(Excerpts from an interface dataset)
● ● ● ●

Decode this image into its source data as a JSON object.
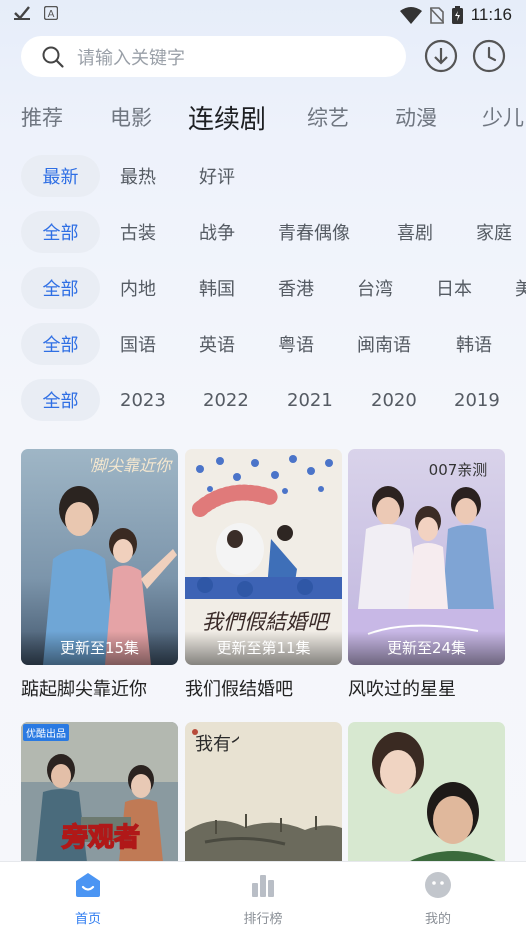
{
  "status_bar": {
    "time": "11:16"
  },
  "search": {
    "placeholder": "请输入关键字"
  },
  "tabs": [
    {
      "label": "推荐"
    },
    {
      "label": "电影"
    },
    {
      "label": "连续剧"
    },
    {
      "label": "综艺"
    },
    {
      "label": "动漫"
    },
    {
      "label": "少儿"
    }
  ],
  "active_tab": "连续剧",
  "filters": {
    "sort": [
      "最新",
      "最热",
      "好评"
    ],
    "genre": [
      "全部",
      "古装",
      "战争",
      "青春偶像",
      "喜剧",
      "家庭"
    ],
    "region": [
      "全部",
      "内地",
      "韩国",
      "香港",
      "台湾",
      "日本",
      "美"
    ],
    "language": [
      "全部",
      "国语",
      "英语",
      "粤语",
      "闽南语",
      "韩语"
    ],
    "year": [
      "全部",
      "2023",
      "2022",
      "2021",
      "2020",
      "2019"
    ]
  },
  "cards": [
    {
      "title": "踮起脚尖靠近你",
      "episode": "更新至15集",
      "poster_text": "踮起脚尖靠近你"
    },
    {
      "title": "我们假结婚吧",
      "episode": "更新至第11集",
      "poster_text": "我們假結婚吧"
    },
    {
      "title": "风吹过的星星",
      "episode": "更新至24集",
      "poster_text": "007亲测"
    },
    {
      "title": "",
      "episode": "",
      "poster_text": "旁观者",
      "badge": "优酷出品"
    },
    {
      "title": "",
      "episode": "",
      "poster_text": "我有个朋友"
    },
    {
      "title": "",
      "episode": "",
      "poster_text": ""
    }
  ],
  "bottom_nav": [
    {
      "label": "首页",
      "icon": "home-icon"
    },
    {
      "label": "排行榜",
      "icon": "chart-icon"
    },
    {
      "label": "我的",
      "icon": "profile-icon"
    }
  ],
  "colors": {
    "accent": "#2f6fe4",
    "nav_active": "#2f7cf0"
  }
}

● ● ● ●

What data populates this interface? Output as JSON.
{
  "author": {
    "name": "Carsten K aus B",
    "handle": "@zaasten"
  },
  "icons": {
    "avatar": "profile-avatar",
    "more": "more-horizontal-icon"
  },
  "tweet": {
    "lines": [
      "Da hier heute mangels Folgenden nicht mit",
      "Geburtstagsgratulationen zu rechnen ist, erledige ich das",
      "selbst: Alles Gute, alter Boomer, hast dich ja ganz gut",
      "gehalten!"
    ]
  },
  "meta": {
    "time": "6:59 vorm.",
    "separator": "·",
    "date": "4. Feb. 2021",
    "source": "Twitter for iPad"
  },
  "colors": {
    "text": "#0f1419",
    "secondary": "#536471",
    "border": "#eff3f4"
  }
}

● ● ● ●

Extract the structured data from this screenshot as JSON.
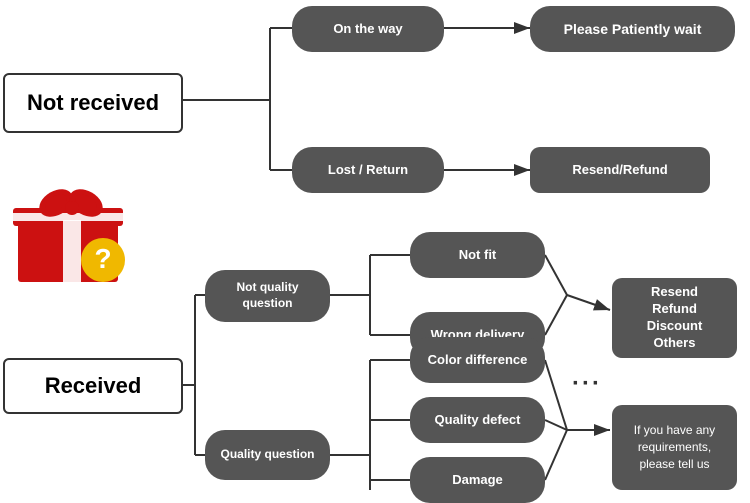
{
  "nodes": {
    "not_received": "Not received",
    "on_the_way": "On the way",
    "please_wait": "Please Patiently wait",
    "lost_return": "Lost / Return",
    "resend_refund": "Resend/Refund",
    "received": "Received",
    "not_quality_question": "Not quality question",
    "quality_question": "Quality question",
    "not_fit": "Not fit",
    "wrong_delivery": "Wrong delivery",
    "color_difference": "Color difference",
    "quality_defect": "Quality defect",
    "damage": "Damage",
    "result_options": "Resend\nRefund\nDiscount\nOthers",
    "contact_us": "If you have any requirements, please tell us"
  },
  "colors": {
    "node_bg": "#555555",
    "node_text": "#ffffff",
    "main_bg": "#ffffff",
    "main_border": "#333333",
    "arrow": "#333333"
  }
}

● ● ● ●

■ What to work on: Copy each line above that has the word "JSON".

■ Response below:
Decode this image into its source data as a JSON object.
What data populates this interface? Output as JSON.
Extract the structured data from this screenshot as JSON.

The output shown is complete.